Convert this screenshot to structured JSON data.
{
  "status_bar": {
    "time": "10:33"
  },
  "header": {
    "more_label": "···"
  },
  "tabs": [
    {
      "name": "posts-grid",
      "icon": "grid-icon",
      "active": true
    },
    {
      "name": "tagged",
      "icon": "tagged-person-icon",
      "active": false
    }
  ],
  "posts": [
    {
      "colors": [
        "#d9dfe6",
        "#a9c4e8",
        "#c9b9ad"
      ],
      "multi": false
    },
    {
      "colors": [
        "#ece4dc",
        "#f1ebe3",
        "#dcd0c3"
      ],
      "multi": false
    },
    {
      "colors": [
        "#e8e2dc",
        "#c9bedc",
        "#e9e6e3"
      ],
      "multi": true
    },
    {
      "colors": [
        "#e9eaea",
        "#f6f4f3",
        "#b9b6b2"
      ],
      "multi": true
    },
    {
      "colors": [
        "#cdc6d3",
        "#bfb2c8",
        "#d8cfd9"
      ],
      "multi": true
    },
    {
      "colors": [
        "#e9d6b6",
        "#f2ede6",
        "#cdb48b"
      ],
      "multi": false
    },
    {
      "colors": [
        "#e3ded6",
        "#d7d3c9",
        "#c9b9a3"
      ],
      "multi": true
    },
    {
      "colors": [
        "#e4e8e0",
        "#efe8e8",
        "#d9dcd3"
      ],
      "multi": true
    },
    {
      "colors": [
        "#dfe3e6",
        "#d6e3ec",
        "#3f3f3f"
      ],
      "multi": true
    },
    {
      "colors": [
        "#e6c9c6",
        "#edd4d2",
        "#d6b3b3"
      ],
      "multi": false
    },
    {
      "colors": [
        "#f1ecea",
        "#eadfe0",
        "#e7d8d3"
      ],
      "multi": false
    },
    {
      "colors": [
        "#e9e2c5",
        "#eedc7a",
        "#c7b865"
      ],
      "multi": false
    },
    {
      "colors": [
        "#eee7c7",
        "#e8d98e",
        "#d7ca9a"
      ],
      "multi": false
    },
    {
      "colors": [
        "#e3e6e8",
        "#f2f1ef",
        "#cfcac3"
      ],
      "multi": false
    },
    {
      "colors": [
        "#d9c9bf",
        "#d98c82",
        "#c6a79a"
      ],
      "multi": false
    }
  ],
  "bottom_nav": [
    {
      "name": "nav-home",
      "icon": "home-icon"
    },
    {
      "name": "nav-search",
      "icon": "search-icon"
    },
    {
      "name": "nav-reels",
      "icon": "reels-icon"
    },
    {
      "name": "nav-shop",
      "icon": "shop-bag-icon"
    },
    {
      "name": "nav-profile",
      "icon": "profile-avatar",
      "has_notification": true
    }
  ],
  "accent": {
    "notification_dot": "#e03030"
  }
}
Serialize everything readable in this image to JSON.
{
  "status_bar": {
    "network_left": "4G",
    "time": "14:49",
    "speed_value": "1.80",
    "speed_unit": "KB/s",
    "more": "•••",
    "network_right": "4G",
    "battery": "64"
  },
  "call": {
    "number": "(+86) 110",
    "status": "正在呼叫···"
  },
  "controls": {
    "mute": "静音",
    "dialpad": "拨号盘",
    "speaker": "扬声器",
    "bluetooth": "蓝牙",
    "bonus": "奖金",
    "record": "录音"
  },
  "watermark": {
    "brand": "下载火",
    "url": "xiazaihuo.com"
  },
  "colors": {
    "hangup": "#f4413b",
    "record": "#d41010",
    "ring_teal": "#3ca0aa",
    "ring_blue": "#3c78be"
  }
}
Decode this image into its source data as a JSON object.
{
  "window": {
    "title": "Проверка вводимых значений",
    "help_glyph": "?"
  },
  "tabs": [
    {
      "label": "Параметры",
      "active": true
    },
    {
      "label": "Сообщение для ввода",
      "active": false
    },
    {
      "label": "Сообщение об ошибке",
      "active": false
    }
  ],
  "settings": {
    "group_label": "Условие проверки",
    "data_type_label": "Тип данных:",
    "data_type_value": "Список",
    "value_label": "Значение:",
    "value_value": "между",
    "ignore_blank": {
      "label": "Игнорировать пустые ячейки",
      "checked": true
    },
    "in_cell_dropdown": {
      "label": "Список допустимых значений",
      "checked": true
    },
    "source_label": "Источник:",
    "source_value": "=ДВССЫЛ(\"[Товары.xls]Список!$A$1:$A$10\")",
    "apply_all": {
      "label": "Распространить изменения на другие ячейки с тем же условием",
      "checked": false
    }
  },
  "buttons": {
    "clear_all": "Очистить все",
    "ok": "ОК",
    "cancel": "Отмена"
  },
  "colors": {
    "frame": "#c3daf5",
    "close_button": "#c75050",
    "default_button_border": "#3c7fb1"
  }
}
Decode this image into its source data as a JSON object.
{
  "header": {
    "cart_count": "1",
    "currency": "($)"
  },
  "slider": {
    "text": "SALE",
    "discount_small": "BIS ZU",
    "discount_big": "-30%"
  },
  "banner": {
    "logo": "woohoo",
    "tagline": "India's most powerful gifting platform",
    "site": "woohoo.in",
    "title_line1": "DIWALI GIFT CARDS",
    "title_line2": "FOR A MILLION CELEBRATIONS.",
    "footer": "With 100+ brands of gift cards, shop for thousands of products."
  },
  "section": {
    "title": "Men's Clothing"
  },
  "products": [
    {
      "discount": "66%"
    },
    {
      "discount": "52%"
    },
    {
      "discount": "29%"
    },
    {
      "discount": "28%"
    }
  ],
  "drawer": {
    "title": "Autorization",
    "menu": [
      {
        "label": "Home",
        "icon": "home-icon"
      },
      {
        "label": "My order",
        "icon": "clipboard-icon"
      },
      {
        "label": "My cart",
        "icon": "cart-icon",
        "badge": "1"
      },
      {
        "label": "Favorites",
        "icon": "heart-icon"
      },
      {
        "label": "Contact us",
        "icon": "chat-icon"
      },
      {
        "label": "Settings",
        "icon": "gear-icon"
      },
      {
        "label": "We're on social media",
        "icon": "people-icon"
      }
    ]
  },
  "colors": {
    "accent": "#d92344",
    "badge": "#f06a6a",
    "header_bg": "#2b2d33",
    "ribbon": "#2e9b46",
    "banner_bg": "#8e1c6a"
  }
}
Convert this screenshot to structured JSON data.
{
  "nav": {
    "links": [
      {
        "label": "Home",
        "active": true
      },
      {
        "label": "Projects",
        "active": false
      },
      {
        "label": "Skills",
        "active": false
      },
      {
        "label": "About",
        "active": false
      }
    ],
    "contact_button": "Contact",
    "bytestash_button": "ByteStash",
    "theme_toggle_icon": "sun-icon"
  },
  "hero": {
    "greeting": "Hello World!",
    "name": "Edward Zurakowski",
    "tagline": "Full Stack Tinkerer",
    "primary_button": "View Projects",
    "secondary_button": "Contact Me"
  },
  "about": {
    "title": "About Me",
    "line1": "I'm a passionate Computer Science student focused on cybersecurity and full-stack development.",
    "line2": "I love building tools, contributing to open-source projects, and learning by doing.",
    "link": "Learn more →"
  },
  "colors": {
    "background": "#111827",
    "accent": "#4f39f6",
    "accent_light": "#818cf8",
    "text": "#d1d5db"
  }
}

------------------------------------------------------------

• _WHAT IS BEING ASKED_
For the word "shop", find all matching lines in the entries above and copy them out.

• _RESPONSE TO THE TASK_
      "name": "nav-shop",
      "icon": "shop-bag-icon"
    "footer": "With 100+ brands of gift cards, shop for thousands of products."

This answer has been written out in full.